“Inciting to sedition”
As officials from the Palace and DILG downplayed the call as a mere exercise of expressive freedom, several reports called attention to the possible basis for criminal charges.
A Rappler report recalled the statement of IBP’s then president Abdiel Fajardo in the heat of similar calls in 2017 arguing that Duterte may be held liable for inciting to sedition as defined under the Revised Penal Code. Rappler and Interaksyon cited John Molo, a professor of constitutional and political law at the University of the Philippines, who said that the call may fall under the new terror law’s broad definition of a terrorist act.
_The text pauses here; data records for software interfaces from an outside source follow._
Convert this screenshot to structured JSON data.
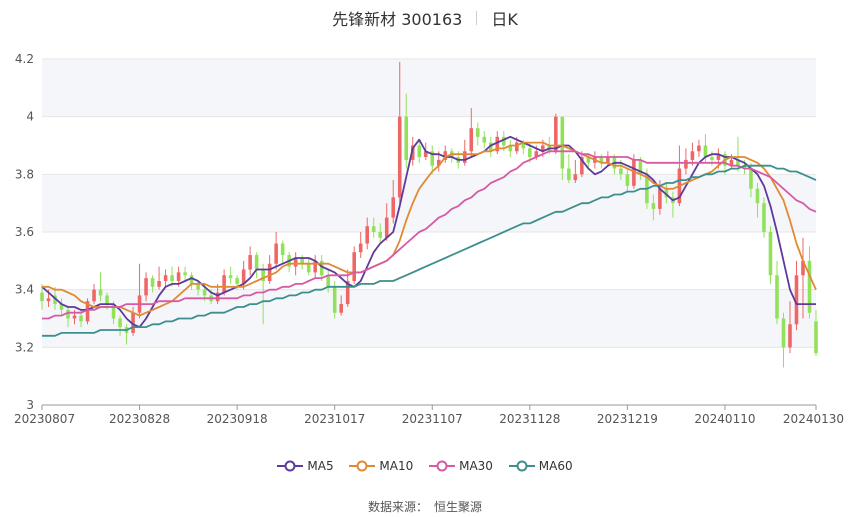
{
  "header": {
    "title": "先锋新材 300163",
    "period": "日K"
  },
  "source": {
    "label": "数据来源：",
    "value": "恒生聚源"
  },
  "colors": {
    "up": "#ee6666",
    "down": "#91e25a",
    "ma5": "#5d3a9b",
    "ma10": "#e08a35",
    "ma30": "#d65aa5",
    "ma60": "#3d8f8f",
    "grid": "#e6e6e6",
    "band": "#f5f6fa"
  },
  "chart_data": {
    "type": "candlestick",
    "title": "先锋新材 300163",
    "ylim": [
      3,
      4.2
    ],
    "yticks": [
      "3",
      "3.2",
      "3.4",
      "3.6",
      "3.8",
      "4",
      "4.2"
    ],
    "xticks": [
      {
        "index": 0,
        "label": "20230807"
      },
      {
        "index": 15,
        "label": "20230828"
      },
      {
        "index": 30,
        "label": "20230918"
      },
      {
        "index": 45,
        "label": "20231017"
      },
      {
        "index": 60,
        "label": "20231107"
      },
      {
        "index": 75,
        "label": "20231128"
      },
      {
        "index": 90,
        "label": "20231219"
      },
      {
        "index": 105,
        "label": "20240110"
      },
      {
        "index": 119,
        "label": "20240130"
      }
    ],
    "candles": [
      [
        3.39,
        3.36,
        3.33,
        3.42
      ],
      [
        3.36,
        3.37,
        3.34,
        3.4
      ],
      [
        3.38,
        3.35,
        3.33,
        3.41
      ],
      [
        3.35,
        3.33,
        3.31,
        3.37
      ],
      [
        3.33,
        3.3,
        3.27,
        3.34
      ],
      [
        3.3,
        3.31,
        3.28,
        3.33
      ],
      [
        3.31,
        3.29,
        3.27,
        3.33
      ],
      [
        3.29,
        3.36,
        3.28,
        3.37
      ],
      [
        3.36,
        3.4,
        3.35,
        3.42
      ],
      [
        3.4,
        3.38,
        3.36,
        3.46
      ],
      [
        3.38,
        3.35,
        3.33,
        3.39
      ],
      [
        3.35,
        3.3,
        3.28,
        3.36
      ],
      [
        3.3,
        3.27,
        3.24,
        3.31
      ],
      [
        3.27,
        3.25,
        3.21,
        3.28
      ],
      [
        3.25,
        3.32,
        3.24,
        3.34
      ],
      [
        3.32,
        3.38,
        3.3,
        3.49
      ],
      [
        3.38,
        3.44,
        3.36,
        3.46
      ],
      [
        3.44,
        3.41,
        3.39,
        3.45
      ],
      [
        3.41,
        3.43,
        3.4,
        3.48
      ],
      [
        3.43,
        3.45,
        3.41,
        3.47
      ],
      [
        3.45,
        3.43,
        3.41,
        3.48
      ],
      [
        3.43,
        3.46,
        3.41,
        3.48
      ],
      [
        3.46,
        3.45,
        3.43,
        3.48
      ],
      [
        3.45,
        3.42,
        3.4,
        3.46
      ],
      [
        3.42,
        3.4,
        3.38,
        3.43
      ],
      [
        3.4,
        3.38,
        3.36,
        3.42
      ],
      [
        3.38,
        3.36,
        3.35,
        3.4
      ],
      [
        3.36,
        3.39,
        3.35,
        3.42
      ],
      [
        3.39,
        3.45,
        3.38,
        3.47
      ],
      [
        3.45,
        3.44,
        3.42,
        3.48
      ],
      [
        3.44,
        3.42,
        3.4,
        3.45
      ],
      [
        3.42,
        3.47,
        3.4,
        3.5
      ],
      [
        3.47,
        3.52,
        3.45,
        3.55
      ],
      [
        3.52,
        3.47,
        3.44,
        3.53
      ],
      [
        3.47,
        3.43,
        3.28,
        3.49
      ],
      [
        3.43,
        3.49,
        3.42,
        3.52
      ],
      [
        3.49,
        3.56,
        3.47,
        3.6
      ],
      [
        3.56,
        3.52,
        3.49,
        3.57
      ],
      [
        3.52,
        3.48,
        3.46,
        3.53
      ],
      [
        3.48,
        3.51,
        3.45,
        3.53
      ],
      [
        3.51,
        3.49,
        3.47,
        3.52
      ],
      [
        3.49,
        3.46,
        3.45,
        3.51
      ],
      [
        3.46,
        3.5,
        3.44,
        3.52
      ],
      [
        3.5,
        3.45,
        3.43,
        3.52
      ],
      [
        3.45,
        3.41,
        3.39,
        3.47
      ],
      [
        3.41,
        3.32,
        3.3,
        3.43
      ],
      [
        3.32,
        3.35,
        3.31,
        3.38
      ],
      [
        3.35,
        3.43,
        3.34,
        3.47
      ],
      [
        3.43,
        3.53,
        3.42,
        3.55
      ],
      [
        3.53,
        3.56,
        3.51,
        3.6
      ],
      [
        3.56,
        3.62,
        3.54,
        3.65
      ],
      [
        3.62,
        3.6,
        3.58,
        3.65
      ],
      [
        3.6,
        3.58,
        3.56,
        3.63
      ],
      [
        3.58,
        3.65,
        3.57,
        3.7
      ],
      [
        3.65,
        3.72,
        3.63,
        3.78
      ],
      [
        3.72,
        4.0,
        3.7,
        4.19
      ],
      [
        4.0,
        3.85,
        3.82,
        4.08
      ],
      [
        3.85,
        3.9,
        3.83,
        3.93
      ],
      [
        3.9,
        3.86,
        3.84,
        3.92
      ],
      [
        3.86,
        3.88,
        3.85,
        3.91
      ],
      [
        3.88,
        3.83,
        3.8,
        3.9
      ],
      [
        3.83,
        3.85,
        3.81,
        3.88
      ],
      [
        3.85,
        3.88,
        3.84,
        3.9
      ],
      [
        3.88,
        3.86,
        3.84,
        3.89
      ],
      [
        3.86,
        3.84,
        3.82,
        3.88
      ],
      [
        3.84,
        3.88,
        3.83,
        3.92
      ],
      [
        3.88,
        3.96,
        3.86,
        4.03
      ],
      [
        3.96,
        3.93,
        3.9,
        3.98
      ],
      [
        3.93,
        3.91,
        3.89,
        3.95
      ],
      [
        3.91,
        3.88,
        3.86,
        3.93
      ],
      [
        3.88,
        3.93,
        3.87,
        3.95
      ],
      [
        3.93,
        3.9,
        3.88,
        3.95
      ],
      [
        3.9,
        3.88,
        3.86,
        3.92
      ],
      [
        3.88,
        3.91,
        3.87,
        3.93
      ],
      [
        3.91,
        3.89,
        3.87,
        3.92
      ],
      [
        3.89,
        3.86,
        3.84,
        3.91
      ],
      [
        3.86,
        3.88,
        3.85,
        3.9
      ],
      [
        3.88,
        3.9,
        3.86,
        3.92
      ],
      [
        3.9,
        3.88,
        3.87,
        3.93
      ],
      [
        3.88,
        4.0,
        3.87,
        4.01
      ],
      [
        4.0,
        3.82,
        3.78,
        3.97
      ],
      [
        3.82,
        3.78,
        3.77,
        3.87
      ],
      [
        3.78,
        3.8,
        3.77,
        3.85
      ],
      [
        3.8,
        3.86,
        3.79,
        3.88
      ],
      [
        3.86,
        3.84,
        3.82,
        3.87
      ],
      [
        3.84,
        3.86,
        3.82,
        3.88
      ],
      [
        3.86,
        3.84,
        3.82,
        3.87
      ],
      [
        3.84,
        3.86,
        3.83,
        3.88
      ],
      [
        3.86,
        3.82,
        3.8,
        3.87
      ],
      [
        3.82,
        3.8,
        3.78,
        3.85
      ],
      [
        3.8,
        3.76,
        3.74,
        3.82
      ],
      [
        3.76,
        3.85,
        3.75,
        3.87
      ],
      [
        3.85,
        3.8,
        3.78,
        3.86
      ],
      [
        3.8,
        3.7,
        3.68,
        3.82
      ],
      [
        3.7,
        3.68,
        3.64,
        3.73
      ],
      [
        3.68,
        3.75,
        3.66,
        3.78
      ],
      [
        3.75,
        3.72,
        3.7,
        3.77
      ],
      [
        3.72,
        3.7,
        3.65,
        3.74
      ],
      [
        3.7,
        3.82,
        3.69,
        3.9
      ],
      [
        3.82,
        3.85,
        3.8,
        3.89
      ],
      [
        3.85,
        3.88,
        3.83,
        3.91
      ],
      [
        3.88,
        3.9,
        3.86,
        3.92
      ],
      [
        3.9,
        3.86,
        3.84,
        3.94
      ],
      [
        3.86,
        3.85,
        3.83,
        3.88
      ],
      [
        3.85,
        3.87,
        3.82,
        3.89
      ],
      [
        3.87,
        3.83,
        3.8,
        3.88
      ],
      [
        3.83,
        3.85,
        3.82,
        3.87
      ],
      [
        3.85,
        3.83,
        3.81,
        3.93
      ],
      [
        3.83,
        3.82,
        3.8,
        3.85
      ],
      [
        3.82,
        3.75,
        3.72,
        3.84
      ],
      [
        3.75,
        3.7,
        3.65,
        3.77
      ],
      [
        3.7,
        3.6,
        3.58,
        3.72
      ],
      [
        3.6,
        3.45,
        3.42,
        3.62
      ],
      [
        3.45,
        3.3,
        3.28,
        3.5
      ],
      [
        3.3,
        3.2,
        3.13,
        3.32
      ],
      [
        3.2,
        3.28,
        3.18,
        3.36
      ],
      [
        3.28,
        3.45,
        3.26,
        3.5
      ],
      [
        3.45,
        3.5,
        3.3,
        3.58
      ],
      [
        3.5,
        3.32,
        3.3,
        3.55
      ],
      [
        3.29,
        3.18,
        3.17,
        3.33
      ]
    ],
    "series": [
      {
        "name": "MA5",
        "values": [
          3.41,
          3.39,
          3.37,
          3.35,
          3.34,
          3.34,
          3.33,
          3.33,
          3.34,
          3.35,
          3.35,
          3.35,
          3.33,
          3.3,
          3.28,
          3.27,
          3.3,
          3.34,
          3.38,
          3.41,
          3.42,
          3.42,
          3.43,
          3.44,
          3.43,
          3.41,
          3.39,
          3.38,
          3.39,
          3.4,
          3.41,
          3.42,
          3.44,
          3.47,
          3.47,
          3.47,
          3.48,
          3.49,
          3.5,
          3.51,
          3.51,
          3.51,
          3.5,
          3.48,
          3.47,
          3.46,
          3.44,
          3.42,
          3.41,
          3.43,
          3.48,
          3.53,
          3.56,
          3.58,
          3.6,
          3.69,
          3.79,
          3.89,
          3.92,
          3.88,
          3.87,
          3.87,
          3.86,
          3.86,
          3.85,
          3.85,
          3.86,
          3.87,
          3.88,
          3.9,
          3.91,
          3.92,
          3.93,
          3.92,
          3.91,
          3.9,
          3.89,
          3.88,
          3.89,
          3.89,
          3.9,
          3.9,
          3.88,
          3.85,
          3.82,
          3.8,
          3.81,
          3.83,
          3.84,
          3.84,
          3.83,
          3.82,
          3.81,
          3.8,
          3.78,
          3.75,
          3.73,
          3.71,
          3.72,
          3.76,
          3.8,
          3.84,
          3.86,
          3.87,
          3.87,
          3.86,
          3.86,
          3.85,
          3.84,
          3.82,
          3.8,
          3.76,
          3.69,
          3.6,
          3.5,
          3.4,
          3.35,
          3.35,
          3.35,
          3.35
        ]
      },
      {
        "name": "MA10",
        "values": [
          3.41,
          3.41,
          3.4,
          3.4,
          3.39,
          3.38,
          3.36,
          3.35,
          3.34,
          3.34,
          3.34,
          3.34,
          3.34,
          3.33,
          3.32,
          3.31,
          3.32,
          3.33,
          3.34,
          3.35,
          3.36,
          3.38,
          3.4,
          3.42,
          3.42,
          3.42,
          3.41,
          3.41,
          3.41,
          3.41,
          3.41,
          3.41,
          3.42,
          3.43,
          3.44,
          3.45,
          3.46,
          3.48,
          3.49,
          3.49,
          3.49,
          3.49,
          3.49,
          3.49,
          3.49,
          3.48,
          3.47,
          3.46,
          3.46,
          3.46,
          3.47,
          3.48,
          3.49,
          3.5,
          3.52,
          3.57,
          3.64,
          3.7,
          3.75,
          3.78,
          3.81,
          3.83,
          3.86,
          3.87,
          3.87,
          3.87,
          3.87,
          3.87,
          3.88,
          3.88,
          3.89,
          3.89,
          3.9,
          3.9,
          3.91,
          3.91,
          3.91,
          3.91,
          3.9,
          3.9,
          3.9,
          3.89,
          3.88,
          3.87,
          3.86,
          3.85,
          3.84,
          3.84,
          3.83,
          3.83,
          3.82,
          3.81,
          3.8,
          3.79,
          3.77,
          3.76,
          3.75,
          3.75,
          3.76,
          3.77,
          3.78,
          3.79,
          3.8,
          3.81,
          3.83,
          3.85,
          3.86,
          3.86,
          3.86,
          3.85,
          3.84,
          3.82,
          3.79,
          3.75,
          3.71,
          3.64,
          3.56,
          3.5,
          3.45,
          3.4
        ]
      },
      {
        "name": "MA30",
        "values": [
          3.3,
          3.3,
          3.31,
          3.31,
          3.32,
          3.32,
          3.32,
          3.33,
          3.33,
          3.34,
          3.34,
          3.34,
          3.34,
          3.35,
          3.35,
          3.35,
          3.35,
          3.35,
          3.36,
          3.36,
          3.36,
          3.36,
          3.37,
          3.37,
          3.37,
          3.37,
          3.37,
          3.37,
          3.37,
          3.37,
          3.37,
          3.38,
          3.38,
          3.39,
          3.39,
          3.4,
          3.4,
          3.41,
          3.41,
          3.42,
          3.42,
          3.43,
          3.44,
          3.44,
          3.45,
          3.45,
          3.45,
          3.45,
          3.46,
          3.46,
          3.47,
          3.48,
          3.49,
          3.5,
          3.52,
          3.54,
          3.56,
          3.58,
          3.6,
          3.61,
          3.63,
          3.65,
          3.66,
          3.68,
          3.69,
          3.71,
          3.72,
          3.74,
          3.75,
          3.77,
          3.78,
          3.79,
          3.81,
          3.82,
          3.84,
          3.85,
          3.86,
          3.87,
          3.88,
          3.88,
          3.88,
          3.88,
          3.88,
          3.87,
          3.87,
          3.86,
          3.86,
          3.86,
          3.86,
          3.86,
          3.86,
          3.85,
          3.85,
          3.84,
          3.84,
          3.84,
          3.84,
          3.84,
          3.84,
          3.84,
          3.84,
          3.84,
          3.84,
          3.84,
          3.84,
          3.84,
          3.83,
          3.83,
          3.82,
          3.82,
          3.81,
          3.8,
          3.79,
          3.77,
          3.75,
          3.73,
          3.71,
          3.7,
          3.68,
          3.67
        ]
      },
      {
        "name": "MA60",
        "values": [
          3.24,
          3.24,
          3.24,
          3.25,
          3.25,
          3.25,
          3.25,
          3.25,
          3.25,
          3.26,
          3.26,
          3.26,
          3.26,
          3.26,
          3.27,
          3.27,
          3.27,
          3.28,
          3.28,
          3.29,
          3.29,
          3.3,
          3.3,
          3.3,
          3.31,
          3.31,
          3.32,
          3.32,
          3.32,
          3.33,
          3.34,
          3.34,
          3.35,
          3.35,
          3.36,
          3.36,
          3.37,
          3.37,
          3.38,
          3.38,
          3.39,
          3.39,
          3.4,
          3.4,
          3.41,
          3.41,
          3.41,
          3.41,
          3.41,
          3.42,
          3.42,
          3.42,
          3.43,
          3.43,
          3.43,
          3.44,
          3.45,
          3.46,
          3.47,
          3.48,
          3.49,
          3.5,
          3.51,
          3.52,
          3.53,
          3.54,
          3.55,
          3.56,
          3.57,
          3.58,
          3.59,
          3.6,
          3.61,
          3.62,
          3.63,
          3.63,
          3.64,
          3.65,
          3.66,
          3.67,
          3.67,
          3.68,
          3.69,
          3.7,
          3.7,
          3.71,
          3.72,
          3.72,
          3.73,
          3.73,
          3.74,
          3.74,
          3.75,
          3.75,
          3.76,
          3.76,
          3.77,
          3.77,
          3.78,
          3.78,
          3.79,
          3.79,
          3.8,
          3.8,
          3.81,
          3.81,
          3.82,
          3.82,
          3.83,
          3.83,
          3.83,
          3.83,
          3.83,
          3.82,
          3.82,
          3.81,
          3.81,
          3.8,
          3.79,
          3.78
        ]
      }
    ]
  }
}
A critical report from Philstar.com took issue with Roque’s argument that without “clear and present danger,” the call could not be considered illegal. Reports from Philstar.com and Onenews.ph noted that the administration’s inconsistency, the stark contrast of official reaction to the call for “RevGov” from the quick arrests of netizens who posted criticism of government during the quarantine as well as the charges filed against those blamed for the Bikoy controversy. In both cases, the expression of criticism was deemed incitement to sedition.
“I don’t know them”
“Wala akong pakialam niyan, wala akong kilala na mga tao na ‘yan at hindi ko ‘yan trabaho,” the president said of the group calling for a revolutionary government.
(I’m not involved in that, I don’t know those people and that’s not my job).
Some news outfits, including Interaskyon, were quick to flag his dismissal of MRRD-NECC, pointing out that it was actually one of the more prominent groups supporting his 2016 campaign.
Rappler’s Pia Ranada identified four MRRD-NECC members who were appointed to key government positions by Duterte. One of them, DILG’s Densing, who denied that the group was inciting to sedition, was even caught on camera during a 2017 RevGov rally.
Ranada also said that DAR Secretary John Castriciones, a former DILG Undersecretary, who sits as the group’s national president, has yet to comment on the issue. According to an Inquirer report, DAR Undersecretary Emily Padilla, also a former DILG Undersecretary, publicly denied any involvement in the RevGov proposal and urged “genuine members” to speak up. Along with Castriciones and Padilla, former Undersecretary Jesus Hinlo, and MRRD-NECC co-founder, was also previously appointed by the president to DILG. CMFR adds DILG Undersecretary Martin Dino to the list of Duterte appointees who are also members of the group.
Duterte first dangled the idea of a revolutionary government during his presidential bid in 2016. Media recalled the other instances when he threatened to use it against his critics for alleged “destabilization plots.” Most notable was Philstar.com’s effort to timeline the president’s previous remarks that contextualized how the renewed RevGov call stemmed from Duterte’s own threats.
Did the call have anything to do with the recent absence of the president from the public eye, fueling speculation about his state of health? This angle was pursued only in social media and a few reports.
A report by Raisa Robles in South China Morning Post’s This Week in Asia noted that the call came mere weeks after rumors about the president’s health swirled online. As Inquirer columnist Randy David said, “some quarters are pushing it not so much to install federalism by shortcut as to manage a crisis of succession in the face of Mr. Duterte’s rumored declining health.” The administration was quick to distance itself from the RevGov call. But the media should nevertheless sustain public attention on what the Constitution says to maintain order and stability in government including the constitutionally mandated one of succession. A strong and vigorous democracy after all requires a well-informed public that can take a stand against sinister scenarios initiated for the protection of self-serving political interests.